Yet Tehelka doesn’t fight it in ways that leave you without a connection to the realities of India. i’s reporters, Tejpal says, quickly understand this conjunction of themes—malign power, ranged often corrosively against journalism with a moral core—as fundamental to the stories Tehelka wants them to produce, to search for. This is why Tejpal prides Tehelka for having “feet on the ground” in the major stories of our times: whether the Maoists, or the acquisition of land for various development projects, or the 2002 violence in Gujarat.
Like its subjects, Tehelka is an often depressing magazine. Yet that’s what makes India so endlessly fascinating. It’s not that the country is, or is not, or might be, shining. It’s that India is complex, intricate, uplifting, befuddling, maddening, depressing—and being all that, it is crammed to overflowing with stories that are waiting for journalists and writers to tell.
And for Tejpal, fiction is also a vehicle for these stories, in his three novels since 2006. The Story of My Assassins is a dark, brutal, and yet often funny narration by a journalist of an attempt on his life, by no less than five men. His bemused reaction is a nice counterpoint to the stories of the five, of how they came to be doing what they do. The result is a meditation, a commentary, on the convoluted venality of modern India. Much like Tejpal’s journalism. And in fact, the novel grew out of events his journalism might even have tracked: an actual contract on Tejpal’s own life, to be carried out by five men. One was later killed, Tejpal heard informally; the rest melted away, like so many others have, in India.

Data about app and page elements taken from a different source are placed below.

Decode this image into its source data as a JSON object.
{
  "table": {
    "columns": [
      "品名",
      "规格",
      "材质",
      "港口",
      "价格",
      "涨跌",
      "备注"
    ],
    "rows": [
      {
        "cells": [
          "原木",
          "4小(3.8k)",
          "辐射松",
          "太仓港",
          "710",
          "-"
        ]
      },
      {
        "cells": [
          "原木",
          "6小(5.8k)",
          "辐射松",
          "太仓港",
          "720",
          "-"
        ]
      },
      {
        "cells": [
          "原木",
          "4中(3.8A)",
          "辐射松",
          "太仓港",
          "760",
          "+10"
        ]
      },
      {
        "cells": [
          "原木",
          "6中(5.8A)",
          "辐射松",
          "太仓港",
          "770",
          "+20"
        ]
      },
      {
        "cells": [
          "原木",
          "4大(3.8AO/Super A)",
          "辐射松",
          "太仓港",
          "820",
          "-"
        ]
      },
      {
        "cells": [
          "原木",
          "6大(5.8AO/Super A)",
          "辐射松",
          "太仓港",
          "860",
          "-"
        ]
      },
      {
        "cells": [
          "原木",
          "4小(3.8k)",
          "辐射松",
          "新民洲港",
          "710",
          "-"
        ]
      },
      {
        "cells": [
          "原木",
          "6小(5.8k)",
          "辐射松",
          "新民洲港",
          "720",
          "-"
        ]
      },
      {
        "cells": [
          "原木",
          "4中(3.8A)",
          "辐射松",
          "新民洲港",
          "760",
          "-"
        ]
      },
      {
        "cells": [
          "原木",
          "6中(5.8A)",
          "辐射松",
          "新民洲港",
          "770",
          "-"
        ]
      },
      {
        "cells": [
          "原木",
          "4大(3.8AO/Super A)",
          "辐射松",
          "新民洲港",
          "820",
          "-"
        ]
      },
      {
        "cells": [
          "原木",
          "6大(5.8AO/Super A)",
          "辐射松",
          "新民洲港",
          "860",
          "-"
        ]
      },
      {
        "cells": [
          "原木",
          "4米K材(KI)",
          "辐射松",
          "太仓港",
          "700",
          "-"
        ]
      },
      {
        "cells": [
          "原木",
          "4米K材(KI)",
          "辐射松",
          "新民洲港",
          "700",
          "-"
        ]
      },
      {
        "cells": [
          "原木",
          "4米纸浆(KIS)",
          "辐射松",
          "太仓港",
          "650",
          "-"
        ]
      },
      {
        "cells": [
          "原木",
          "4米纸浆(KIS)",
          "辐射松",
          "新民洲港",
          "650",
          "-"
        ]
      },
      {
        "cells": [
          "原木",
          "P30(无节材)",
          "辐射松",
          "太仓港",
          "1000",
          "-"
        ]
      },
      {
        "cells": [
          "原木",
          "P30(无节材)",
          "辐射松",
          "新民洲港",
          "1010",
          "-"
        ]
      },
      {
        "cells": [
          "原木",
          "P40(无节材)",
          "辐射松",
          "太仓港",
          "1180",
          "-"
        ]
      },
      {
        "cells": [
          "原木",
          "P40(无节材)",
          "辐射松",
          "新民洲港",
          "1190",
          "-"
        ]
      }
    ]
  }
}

Yet as a morality tale, the canvas of Assassins is broader than just India. Remember Jimmy Hoffa, Jill Dando, Aldo Moro, Anna Politkovskaya: really, which corner of the world is free of venality, of implacably vengeful politics?
Not India, for sure.
“Everything in this f--king country is insider trading!” shouts one of the minor characters in the novel, articulating what so many Indians feel viscerally. “What do you think politics in this damn city is? What do you think your f--king journalism is? There is no truth in this f--king country except for the poor bastard on the street who has to carry the load of all of it, and of you and me!”
Possible prudishness over language aside: reading his novels, or his editorials, you get the feeling Tejpal’s sensibilities emerge from such soil. Acknowledge the great Indian dilemmas, their place in our lives, shine light on the corruption, gear up for the next challenge. Each one carries its lessons, but perhaps the really valuable lesson comes in the long term. It took 10 years, after all, to nail Babu Bajrangi.
And then maybe the really valuable lesson, the long-term one, is about redemption. Even if it is that we are never redeemed.
“I don’t want readers to go home and sleep well,” Tejpal said to me. “That’s the fundamental vocation that I pursue.”
The secret of journalism: maybe we are never redeemed.
Dilip D’Souza, the winner of the Newsweek & The Daily Beast–Open Hands Prize, is the author most recently of The Curious Case of Binayak Sen.